After the grisly murder of his entire family, a toddler wanders into a graveyard where the ghosts and other supernatural residents agree to raise him as one of their own.
Nobody Owens, known to his friends as Bod, is a normal boy. He would be completely normal if he didn't live in a sprawling graveyard, being raised and educated by ghosts, with a solitary guardian who belongs to neither the world of the living nor of the dead. There are dangers and adventures in the graveyard for a boy. But if Bod leaves the graveyard, then he will come under attack from the man Jack—who has already killed Bod's family . . . -(summary from Goodreads.com)
My Thoughts: I picked this book up from the library as part of the Award Winning Reads Challenge. The Graveyard Book is the 2009 Newbery Medal Winner. From reading elsewhere on the internet, I learned that this book has won several other awards, including the Carnegie Medal, the Hugo Award, and the Locus Award.
Nobody Owens comes to live in a graveyard as a toddler. He walks from his front door into the graveyard after the man Jack murders the rest of his family. He is 'adopted' by the inhabitants of the graveyard (ie, the people who are no longer alive) and raised by Mr. and Mrs. Owens with the help of the incredibly interesting Silas. Bod, as he is called, spends his days exploring every square inch of the graveyard and becoming familiar with the souls who live there. He is protected by these souls, and grows up into manhood while in their protection.
The characters that Mr. Gaiman places into this story are so, so great. The 'good' ones are so easy to become attached to and the 'bad' ones are just vile and despicable. The different vignettes within the story could each be a stand-alone story. The settings are vividly described and excellent, so much so that my mind almost played accompanying soundtrack music in my mind as I read the book.
I absolutely loved this book. It effortlessly and easily crept very high onto my all-time favorites list. While it was a bit darker than anything else I remember reading on the Newbery Award winners list, it is still worthy of the medal. I am in utter awe of the story and how somebody can just come up with something so incredibly imaginative.
When I read the Acknowledgements at the end of the book and thought on them some, I realized that I like this book even more. Mr. Gaiman tells us that this book was inspired by his then two-year-old son as he was riding his tricycle between gravestones one day. It took him over twenty years to write this story. This means that he didn't work against deadlines or big companies to finish it quickly for us. He took over twenty years to write it. It must be some of his best imagination, stories, and dreams for it to take that long to complete.
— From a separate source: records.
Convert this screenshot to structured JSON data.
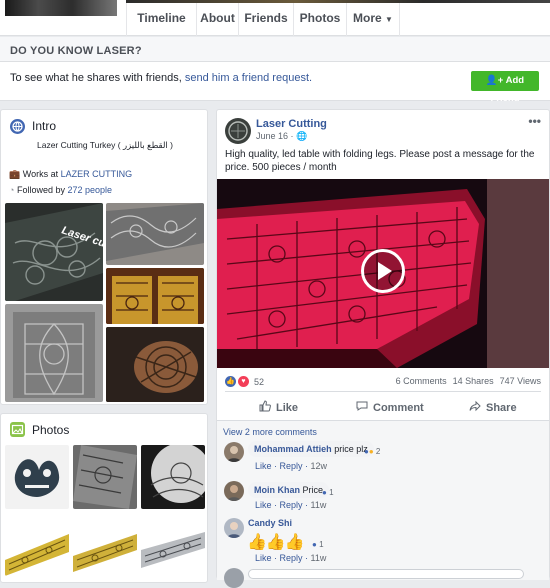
{
  "tabs": [
    "Timeline",
    "About",
    "Friends",
    "Photos",
    "More"
  ],
  "dykl": {
    "heading": "DO YOU KNOW LASER?",
    "text_prefix": "To see what he shares with friends,",
    "link": "send him a friend request.",
    "button": "Add Friend"
  },
  "intro": {
    "title": "Intro",
    "bio": "Lazer Cutting Turkey ( القطع بالليزر )",
    "works_prefix": "Works at",
    "works_at": "LAZER CUTTING",
    "followed_prefix": "Followed by",
    "followed_count": "272 people",
    "thumb_caption": "Laser cu"
  },
  "photos": {
    "title": "Photos"
  },
  "post": {
    "author": "Laser Cutting",
    "date": "June 16",
    "text": "High quality, led table with folding legs. Please post a message for the price. 500 pieces / month",
    "reactions_count": "52",
    "comments_count": "6 Comments",
    "shares_count": "14 Shares",
    "views_count": "747 Views",
    "actions": [
      "Like",
      "Comment",
      "Share"
    ],
    "view_more": "View 2 more comments",
    "comments": [
      {
        "name": "Mohammad Attieh",
        "text": "price plz",
        "reactions": "2",
        "like": "Like",
        "reply": "Reply",
        "time": "12w"
      },
      {
        "name": "Moin Khan",
        "text": "Price",
        "reactions": "1",
        "like": "Like",
        "reply": "Reply",
        "time": "11w"
      },
      {
        "name": "Candy Shi",
        "text": "",
        "reactions": "1",
        "like": "Like",
        "reply": "Reply",
        "time": "11w"
      }
    ]
  },
  "colors": {
    "brand": "#4267b2",
    "add_friend": "#42b72a",
    "link": "#365899",
    "table_glow": "#d81a4a"
  }
}
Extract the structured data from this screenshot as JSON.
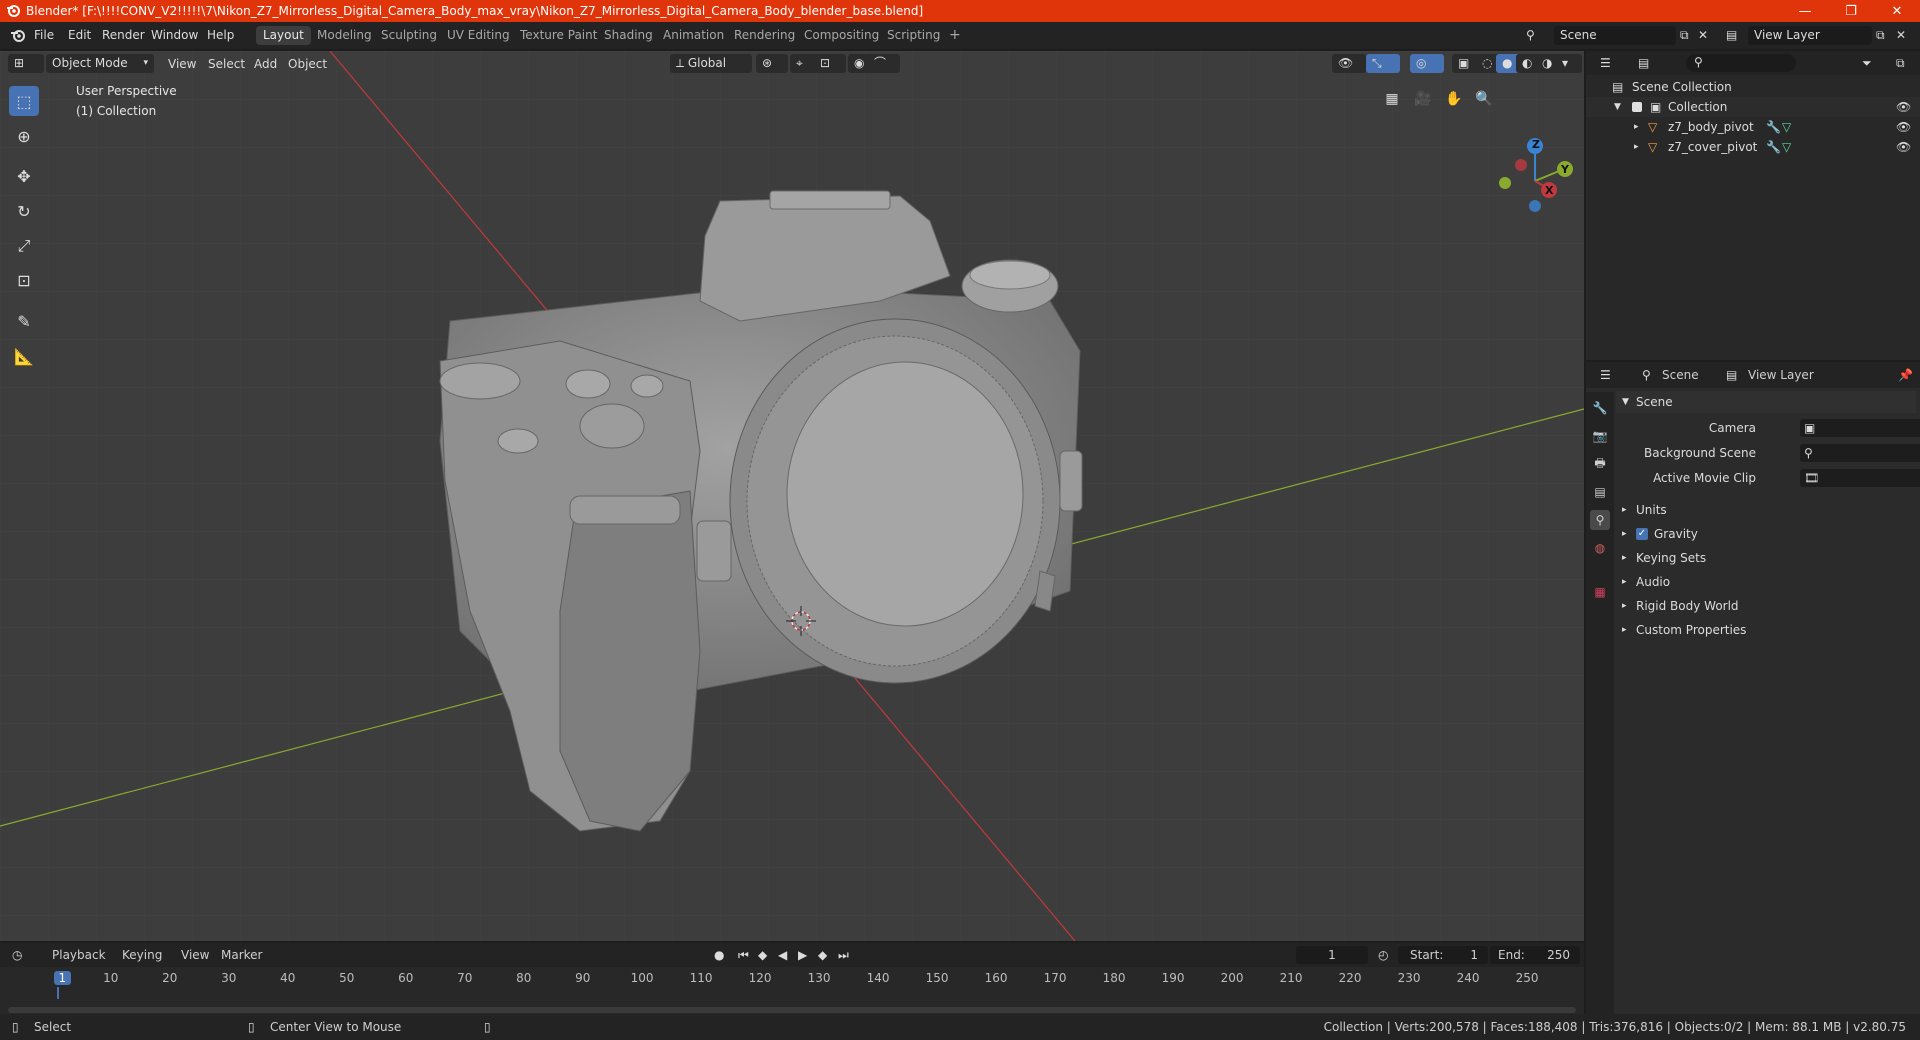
{
  "window": {
    "title": "Blender* [F:\\!!!!CONV_V2!!!!!\\7\\Nikon_Z7_Mirrorless_Digital_Camera_Body_max_vray\\Nikon_Z7_Mirrorless_Digital_Camera_Body_blender_base.blend]",
    "controls": {
      "minimize": "—",
      "maximize": "❐",
      "close": "✕"
    }
  },
  "menu": [
    "File",
    "Edit",
    "Render",
    "Window",
    "Help"
  ],
  "workspaces": [
    "Layout",
    "Modeling",
    "Sculpting",
    "UV Editing",
    "Texture Paint",
    "Shading",
    "Animation",
    "Rendering",
    "Compositing",
    "Scripting"
  ],
  "add_workspace": "+",
  "scene_field": "Scene",
  "view_layer_field": "View Layer",
  "viewport": {
    "mode": "Object Mode",
    "menus": [
      "View",
      "Select",
      "Add",
      "Object"
    ],
    "transform_orientation": "Global",
    "perspective_label": "User Perspective",
    "collection_label": "(1) Collection",
    "gizmo": {
      "z": "Z",
      "y": "Y",
      "x": "X"
    }
  },
  "outliner": {
    "root": "Scene Collection",
    "collection": "Collection",
    "objects": [
      "z7_body_pivot",
      "z7_cover_pivot"
    ]
  },
  "properties": {
    "tab_scene": "Scene",
    "tab_view_layer": "View Layer",
    "panel_title": "Scene",
    "fields": [
      "Camera",
      "Background Scene",
      "Active Movie Clip"
    ],
    "sections": [
      "Units",
      "Gravity",
      "Keying Sets",
      "Audio",
      "Rigid Body World",
      "Custom Properties"
    ],
    "gravity_checked": true
  },
  "timeline": {
    "menus": [
      "Playback",
      "Keying",
      "View",
      "Marker"
    ],
    "current_frame": "1",
    "start_label": "Start:",
    "start": "1",
    "end_label": "End:",
    "end": "250",
    "ruler": [
      "1",
      "10",
      "20",
      "30",
      "40",
      "50",
      "60",
      "70",
      "80",
      "90",
      "100",
      "110",
      "120",
      "130",
      "140",
      "150",
      "160",
      "170",
      "180",
      "190",
      "200",
      "210",
      "220",
      "230",
      "240",
      "250"
    ]
  },
  "status": {
    "left_hint": "Select",
    "middle_hint": "Center View to Mouse",
    "stats": "Collection | Verts:200,578 | Faces:188,408 | Tris:376,816 | Objects:0/2 | Mem: 88.1 MB | v2.80.75"
  },
  "colors": {
    "titlebar": "#e0350b",
    "accent": "#4772b3",
    "axis_x": "#c0393e",
    "axis_y": "#8aaa2e",
    "model": "#8e8e8e"
  }
}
I also have to be honest: When I started the book, and even well into it, I was not sure how it came to be on a major award winning streak with childrens literature. While the writing is without a doubt award-worthy, it is quite dark and at times, I can imagine the story could be scary to a young person. On the other hand, it is (in it's own dark way) a coming-of-age story and when you look at it from that perspective, it totally fits. It is definitely different than the majority of the award winners, but I kind of like that. Thinking further, I decided that it was not really any more graphic or dark or macabre than some other great books in its genre.
All-in-all, I'm enamored. I'll be thinking on this book for a long time, and I certainly hope that one day I can own a copy of it. It is amazing, wonderful, and brilliant. It is a perfect example of why I love books. I read this book, and while I was reading it, I was totally somewhere else. Wherever Bod was, I was there too. For that reason, I recommend this book to everybody. I would caution parents, however...they might want to read it themselves first, or research it a little bit before allowing their younger readers loose with it. I do not see problems with it, but I have read in several places where parents have challenged this book being on reading lists. In fact, I will probably either read this book aloud to my children or we will listen to the audiobook together. I know my children, and they will love it too.
*I am not one to generally post trailers, but I have a reason for posting this one. This book was illustrated by Dave McKean, and I thought the style of his drawings married with the mood of the story so eloquently. Because the trailer is short and consists of the brilliant Neil Gaiman narrating while Mr. McKean's illustrations are shown, I decided to share this.